Australian Bureau of Statistics research released by The Association of Superannuation Funds of Australia (ASFA) in 2014, show women retire with nearly half the super balance of men.

In its submission to the Australian Senate’s inquiry into women’s economic security at retirement (PDF), the bank says federal and/or state legislation should change so it is clear to employers they can legally pay extra super to women.

“There should be clarity and national consistency in Australia’s anti-discrimination legislation that expressly allows all employers to make higher superannuation contributions for women (but no more than is required to redress the gender imbalance in this area),” the bank states.

Last year, ANZ announced it would pay its female employees an extra $500 in super a year. This followed a similar step by financial services consultancy Rice Warner which began paying its female staff additional super of 2 per cent of salary in 2013.

“We project that for millennials this policy will result in an additional $61,600 over the course of their career, and for Gen Y, an increase of $26,100. A woman in Gen X can expect an increase of $14,800 by the time she retires,” states ANZ in its submission.

Impact of a $500 contribution for females

Source: ANZ's Submission to the Senate inquiry into economic security for women in retirement

 

Employers, associations want change

Rice Warner, which also submitted recommendations to the Senate inquiry (PDF), is in full agreement with ANZ’s position on the need to amend sex discrimination legislation “to ensure employers who voluntarily choose to pay their female employees more superannuation are not in breach of the legislation”.

ASFA also backs this view, citing women’s life expectancy. The association argues that even if women did have similar amounts of super as men, they would be at a disadvantage as that money has to go further given that on average they live a few years longer.

“To attain equivalent economic security in retirement necessitates a woman entering retirement having a higher superannuation balance than a man retiring at the same age,” states the ASFA in its submission to the inquiry (PDF). On this basis “there should be scope for employers who wish to contribute more superannuation for female employees to be able to do so, without being considered to have breached anti-discrimination legislation”.

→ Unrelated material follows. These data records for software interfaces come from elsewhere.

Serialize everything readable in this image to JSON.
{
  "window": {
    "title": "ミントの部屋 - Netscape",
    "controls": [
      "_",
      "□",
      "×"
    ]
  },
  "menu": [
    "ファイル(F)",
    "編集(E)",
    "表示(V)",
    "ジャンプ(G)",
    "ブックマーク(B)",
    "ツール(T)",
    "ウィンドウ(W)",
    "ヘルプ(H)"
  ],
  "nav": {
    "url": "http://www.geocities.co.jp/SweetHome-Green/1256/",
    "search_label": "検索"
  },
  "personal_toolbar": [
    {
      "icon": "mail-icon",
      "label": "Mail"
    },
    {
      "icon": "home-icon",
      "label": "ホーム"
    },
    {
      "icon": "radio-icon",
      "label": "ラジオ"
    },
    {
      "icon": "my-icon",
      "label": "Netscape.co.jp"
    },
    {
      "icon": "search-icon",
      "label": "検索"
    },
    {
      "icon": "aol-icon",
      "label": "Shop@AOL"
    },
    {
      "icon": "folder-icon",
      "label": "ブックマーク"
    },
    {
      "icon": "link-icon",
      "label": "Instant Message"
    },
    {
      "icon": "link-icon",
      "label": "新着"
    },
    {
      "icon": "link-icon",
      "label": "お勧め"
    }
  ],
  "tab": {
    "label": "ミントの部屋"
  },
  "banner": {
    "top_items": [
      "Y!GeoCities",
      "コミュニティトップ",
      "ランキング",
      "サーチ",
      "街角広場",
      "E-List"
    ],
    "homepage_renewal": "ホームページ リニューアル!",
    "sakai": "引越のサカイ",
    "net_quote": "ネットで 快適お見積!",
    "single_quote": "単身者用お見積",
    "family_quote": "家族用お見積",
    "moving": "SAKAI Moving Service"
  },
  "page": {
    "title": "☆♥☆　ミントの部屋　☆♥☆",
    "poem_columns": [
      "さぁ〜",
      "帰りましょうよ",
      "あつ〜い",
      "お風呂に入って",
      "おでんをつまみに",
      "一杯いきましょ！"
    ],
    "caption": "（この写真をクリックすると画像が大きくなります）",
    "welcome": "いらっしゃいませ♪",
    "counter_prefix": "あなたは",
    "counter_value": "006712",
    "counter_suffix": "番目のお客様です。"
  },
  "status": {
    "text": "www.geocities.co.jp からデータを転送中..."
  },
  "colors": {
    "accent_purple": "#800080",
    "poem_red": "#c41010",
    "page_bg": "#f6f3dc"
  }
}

Key to all of this, says ANZ and others, is the need for legislation to change to make it easy and comfortable for employers to pay extra super to women.

To sanction its extra super payments, ANZ used the “special measure” provision in most state anti-discrimination legislation to redress past imbalances. There is no such measure in New South Wales, so there the bank had to apply for a specific exemption.

ANZ recommends changes to national anti-discrimination legislation to “expressly allow” employers to pay higher amounts of super to women, or for employers to apply only once for exemption to anti-discrimination legislation, which would then be recognised nationally.

  

February 2016

 

Note: All PDF links to submissions to the Senate inquiry into economic security for women in retirement link to the inquiry's submission webpage